Dataset rows for apps and sites
______

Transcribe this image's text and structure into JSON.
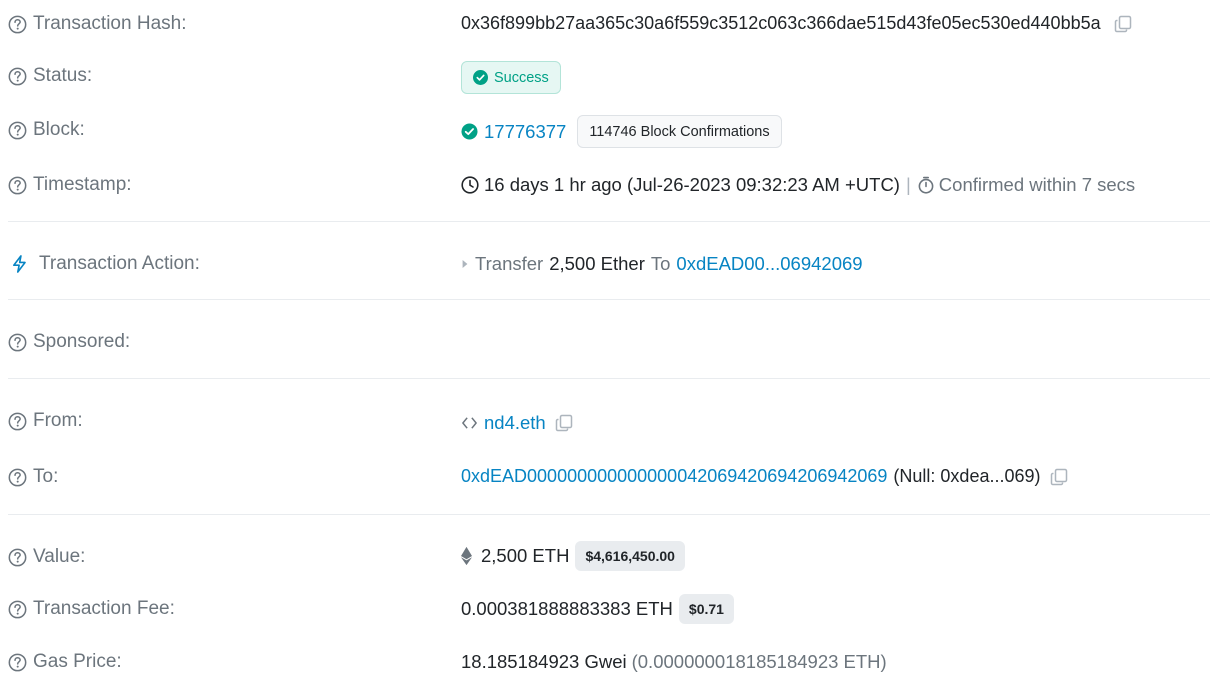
{
  "labels": {
    "tx_hash": "Transaction Hash:",
    "status": "Status:",
    "block": "Block:",
    "timestamp": "Timestamp:",
    "tx_action": "Transaction Action:",
    "sponsored": "Sponsored:",
    "from": "From:",
    "to": "To:",
    "value": "Value:",
    "tx_fee": "Transaction Fee:",
    "gas_price": "Gas Price:"
  },
  "tx_hash": "0x36f899bb27aa365c30a6f559c3512c063c366dae515d43fe05ec530ed440bb5a",
  "status": {
    "text": "Success",
    "color": "#00a186"
  },
  "block": {
    "number": "17776377",
    "confirmations": "114746 Block Confirmations"
  },
  "timestamp": {
    "text": "16 days 1 hr ago (Jul-26-2023 09:32:23 AM +UTC)",
    "separator": "|",
    "confirmed": "Confirmed within 7 secs"
  },
  "action": {
    "verb": "Transfer",
    "amount": "2,500 Ether",
    "to_word": "To",
    "to_address": "0xdEAD00...06942069"
  },
  "from": {
    "name": "nd4.eth"
  },
  "to": {
    "address": "0xdEAD000000000000000042069420694206942069",
    "note": "(Null: 0xdea...069)"
  },
  "value": {
    "amount": "2,500 ETH",
    "usd": "$4,616,450.00"
  },
  "fee": {
    "amount": "0.000381888883383 ETH",
    "usd": "$0.71"
  },
  "gas": {
    "gwei": "18.185184923 Gwei",
    "eth": "(0.000000018185184923 ETH)"
  },
  "colors": {
    "link": "#0784c3",
    "label": "#6c757d",
    "success": "#00a186"
  },
  "icons": {
    "help": "question-circle-icon",
    "copy": "copy-icon",
    "check": "check-circle-icon",
    "clock": "clock-icon",
    "stopwatch": "stopwatch-icon",
    "lightning": "lightning-icon",
    "caret": "caret-right-icon",
    "ens": "ens-code-icon",
    "eth": "ethereum-icon"
  }
}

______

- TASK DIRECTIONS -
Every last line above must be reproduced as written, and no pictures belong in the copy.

- TASK ANSWER -
Transcribe this image's text and structure into JSON.
{
  "labels": {
    "tx_hash": "Transaction Hash:",
    "status": "Status:",
    "block": "Block:",
    "timestamp": "Timestamp:",
    "tx_action": "Transaction Action:",
    "sponsored": "Sponsored:",
    "from": "From:",
    "to": "To:",
    "value": "Value:",
    "tx_fee": "Transaction Fee:",
    "gas_price": "Gas Price:"
  },
  "tx_hash": "0x36f899bb27aa365c30a6f559c3512c063c366dae515d43fe05ec530ed440bb5a",
  "status": {
    "text": "Success",
    "color": "#00a186"
  },
  "block": {
    "number": "17776377",
    "confirmations": "114746 Block Confirmations"
  },
  "timestamp": {
    "text": "16 days 1 hr ago (Jul-26-2023 09:32:23 AM +UTC)",
    "separator": "|",
    "confirmed": "Confirmed within 7 secs"
  },
  "action": {
    "verb": "Transfer",
    "amount": "2,500 Ether",
    "to_word": "To",
    "to_address": "0xdEAD00...06942069"
  },
  "from": {
    "name": "nd4.eth"
  },
  "to": {
    "address": "0xdEAD000000000000000042069420694206942069",
    "note": "(Null: 0xdea...069)"
  },
  "value": {
    "amount": "2,500 ETH",
    "usd": "$4,616,450.00"
  },
  "fee": {
    "amount": "0.000381888883383 ETH",
    "usd": "$0.71"
  },
  "gas": {
    "gwei": "18.185184923 Gwei",
    "eth": "(0.000000018185184923 ETH)"
  },
  "colors": {
    "link": "#0784c3",
    "label": "#6c757d",
    "success": "#00a186"
  },
  "icons": {
    "help": "question-circle-icon",
    "copy": "copy-icon",
    "check": "check-circle-icon",
    "clock": "clock-icon",
    "stopwatch": "stopwatch-icon",
    "lightning": "lightning-icon",
    "caret": "caret-right-icon",
    "ens": "ens-code-icon",
    "eth": "ethereum-icon"
  }
}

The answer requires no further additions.